As you are working on finding the right ball position for all of your clubs, remember that you always want to be moving backwards from your driver down to your wedges. In other words, your drive should be played from your most-forward ball position, while your wedges should be played from the farthest back of any clubs in your bag. All of the clubs in between your driver and your wedges should progress gradually from the front of your stance on back toward the middle. Since your clubs get slightly shorter one at a time as you go through the set, it only makes sense to keep moving the ball farther and farther back with each club that you go down. This process might seem a bit complicated at first – after all, you have 13 full swing clubs in your bag – but you should figure it out nicely after just a few practice sessions.

Letting It Go

Letting It Go

The final cause of blocked golf shots that was listed earlier in this article is a failure to allow your hands to release through the hitting area.

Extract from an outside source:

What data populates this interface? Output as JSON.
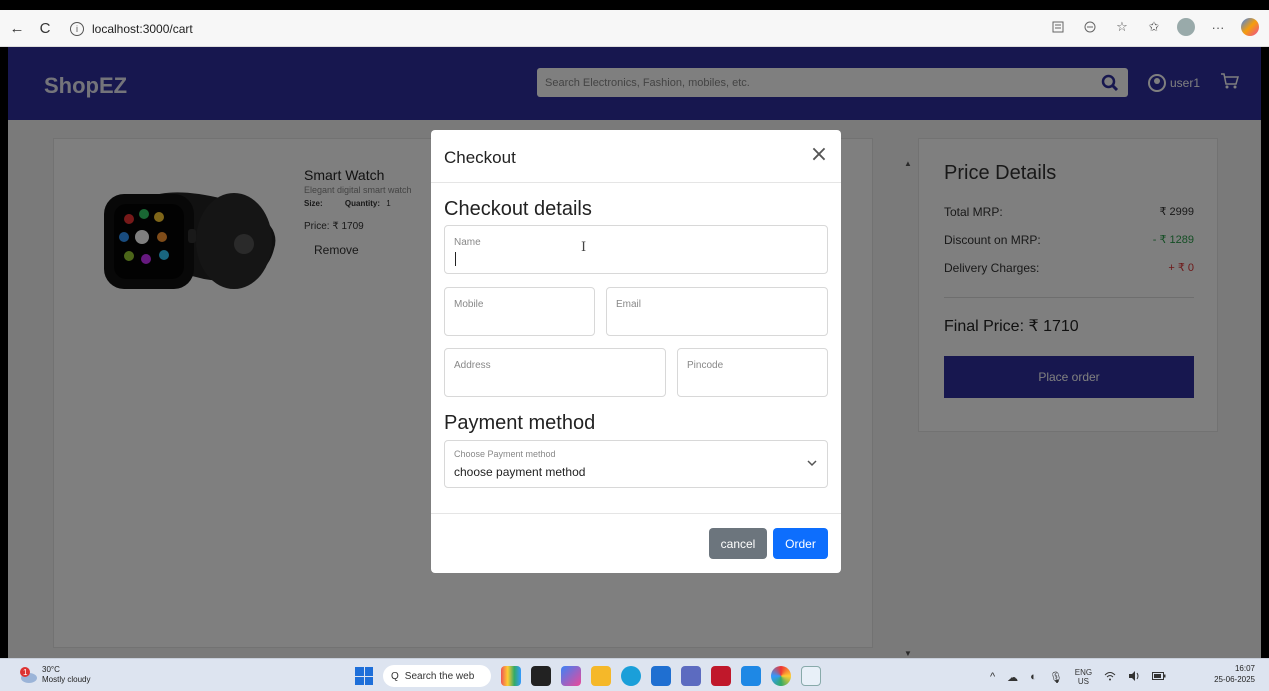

This is another point that is difficult to teach because it is easy to get into trouble with your swing when you decide to use your hands actively. You not only need to use your hands in the right way in order to achieve good results, but you also need to use them at just the right time. If your hand action is too early or too late, the results of the shot will not be anything like what you expected. Of course, since your downswing only takes a fraction of a second to complete, you don't have much margin for error on this point.

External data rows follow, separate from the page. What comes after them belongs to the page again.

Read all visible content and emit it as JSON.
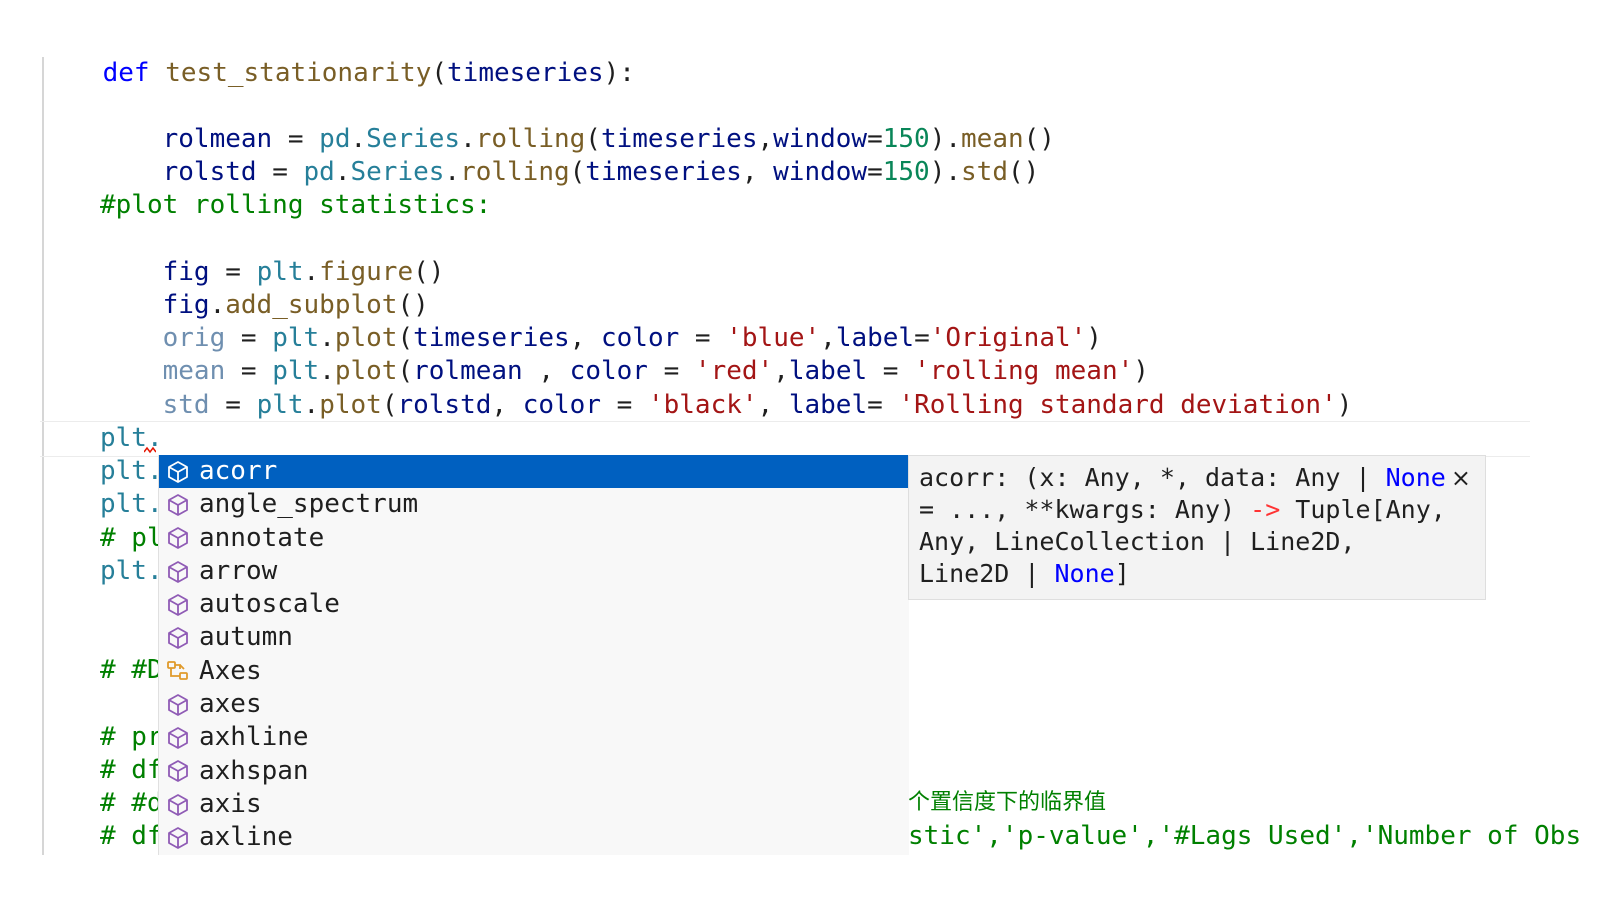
{
  "code": {
    "def_line": {
      "kw": "def",
      "fn": "test_stationarity",
      "open": "(",
      "param": "timeseries",
      "close": "):"
    },
    "rolmean_line": {
      "var": "rolmean",
      "eq": " = ",
      "mod": "pd",
      "dot1": ".",
      "cls": "Series",
      "dot2": ".",
      "fn": "rolling",
      "p1": "(",
      "arg1": "timeseries",
      "comma": ",",
      "kw": "window",
      "eq2": "=",
      "num": "150",
      "p2": ").",
      "fn2": "mean",
      "p3": "()"
    },
    "rolstd_line": {
      "var": "rolstd",
      "eq": " = ",
      "mod": "pd",
      "dot1": ".",
      "cls": "Series",
      "dot2": ".",
      "fn": "rolling",
      "p1": "(",
      "arg1": "timeseries",
      "comma": ", ",
      "kw": "window",
      "eq2": "=",
      "num": "150",
      "p2": ").",
      "fn2": "std",
      "p3": "()"
    },
    "comment_plot": "#plot rolling statistics:",
    "fig_line": {
      "var": "fig",
      "eq": " = ",
      "mod": "plt",
      "dot": ".",
      "fn": "figure",
      "p": "()"
    },
    "addsub_line": {
      "var": "fig",
      "dot": ".",
      "fn": "add_subplot",
      "p": "()"
    },
    "orig_line": {
      "var": "orig",
      "eq": " = ",
      "mod": "plt",
      "dot": ".",
      "fn": "plot",
      "p1": "(",
      "arg": "timeseries",
      "c1": ", ",
      "kw1": "color",
      "eq1": " = ",
      "s1": "'blue'",
      "c2": ",",
      "kw2": "label",
      "eq2": "=",
      "s2": "'Original'",
      "p2": ")"
    },
    "mean_line": {
      "var": "mean",
      "eq": " = ",
      "mod": "plt",
      "dot": ".",
      "fn": "plot",
      "p1": "(",
      "arg": "rolmean",
      "c1": " , ",
      "kw1": "color",
      "eq1": " = ",
      "s1": "'red'",
      "c2": ",",
      "kw2": "label",
      "eq2": " = ",
      "s2": "'rolling mean'",
      "p2": ")"
    },
    "std_line": {
      "var": "std",
      "eq": " = ",
      "mod": "plt",
      "dot": ".",
      "fn": "plot",
      "p1": "(",
      "arg": "rolstd",
      "c1": ", ",
      "kw1": "color",
      "eq1": " = ",
      "s1": "'black'",
      "c2": ", ",
      "kw2": "label",
      "eq2": "= ",
      "s2": "'Rolling standard deviation'",
      "p2": ")"
    },
    "cursor_line": "plt.",
    "hidden_lines": [
      "plt.",
      "plt.",
      "# pl",
      "plt."
    ],
    "hidden_comments": [
      "# #D",
      "# pr",
      "# df",
      "# #d",
      "# df"
    ],
    "tail_chinese": "个置信度下的临界值",
    "tail_code": "stic','p-value','#Lags Used','Number of Obs"
  },
  "suggest": {
    "items": [
      {
        "label": "acorr",
        "icon": "method-cube-icon",
        "selected": true
      },
      {
        "label": "angle_spectrum",
        "icon": "method-cube-icon"
      },
      {
        "label": "annotate",
        "icon": "method-cube-icon"
      },
      {
        "label": "arrow",
        "icon": "method-cube-icon"
      },
      {
        "label": "autoscale",
        "icon": "method-cube-icon"
      },
      {
        "label": "autumn",
        "icon": "method-cube-icon"
      },
      {
        "label": "Axes",
        "icon": "class-icon"
      },
      {
        "label": "axes",
        "icon": "method-cube-icon"
      },
      {
        "label": "axhline",
        "icon": "method-cube-icon"
      },
      {
        "label": "axhspan",
        "icon": "method-cube-icon"
      },
      {
        "label": "axis",
        "icon": "method-cube-icon"
      },
      {
        "label": "axline",
        "icon": "method-cube-icon"
      }
    ]
  },
  "doc": {
    "l1a": "acorr: (x: Any, *, data: Any | ",
    "l1none": "None",
    "l2a": "= ..., **kwargs: Any) ",
    "l2arrow": "->",
    "l2b": " Tuple[Any,",
    "l3": "Any, LineCollection | Line2D,",
    "l4a": "Line2D | ",
    "l4none": "None",
    "l4b": "]",
    "close": "×"
  },
  "colors": {
    "selection": "#0060c0",
    "keyword": "#0000ff",
    "string": "#a31515",
    "comment": "#008000",
    "icon_purple": "#8f5bb5",
    "icon_orange": "#e09a2b"
  }
}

There are a number of ways in which your hand action can go wrong in the downswing. The list below contains the problems that you will need to avoid in order to find success.

  • Using your hands too early. Without a doubt, this is the most common mistake with regard to hand action in the swing. If you use your hands too early in the downswing – such as right from the start of the transition – you will create far more problems than you are going to be able to solve. In fact, this is how most slices are created. When your hands release the club right from the top, you will force the club up and over the proper plane, and you will be forced to swing across the line as you come through the hitting area. If you fight a slice as well as an occasional block, you can bet that you are releasing your hands too early in the swing. To solve this problem, you should already know what you need to do – hold on to your angle longer into the downswing. The hands do need to release at some point prior to impact, but that point is not at the top of the swing.
  • Using your hands too late. Just as you can't use your hands too early in the downswing, you also need to make sure you use them before it is too late. If impact has already passed, it really isn't going to matter what you do with your hands – the ball will already be gone. As a good rule of thumb, your hands should jump into action when they are roughly at hip-height on the way down toward the ball. This action will ideally become automatic over time, but you may need to think about it consciously at the start. By thinking about engaging your hands as they pass your hip on the way down, you should have just enough time to square up the clubface beautifully at impact.
  • Holding it off. Most players who consistently block the ball to the right are guilty of holding off their hands entirely throughout the downswing. What does this mean? Rather than allowing the right hand to pass over the left at some point, the left hand leads the way through impact and beyond. It is often easy to spot this kind of swing because the golfer will struggle to get up into a full finish position. If this sounds like your swing currently, you will need to find a way to start releasing the club through impact if you wish to eliminate the blocked shot.

It is frustrating to consistently block the ball to the right of your target, but this mistake can be eliminated with a solid plan and plenty of practice. Use the information provided above to move your technique in the right direction and you should see results in short order. Good luck!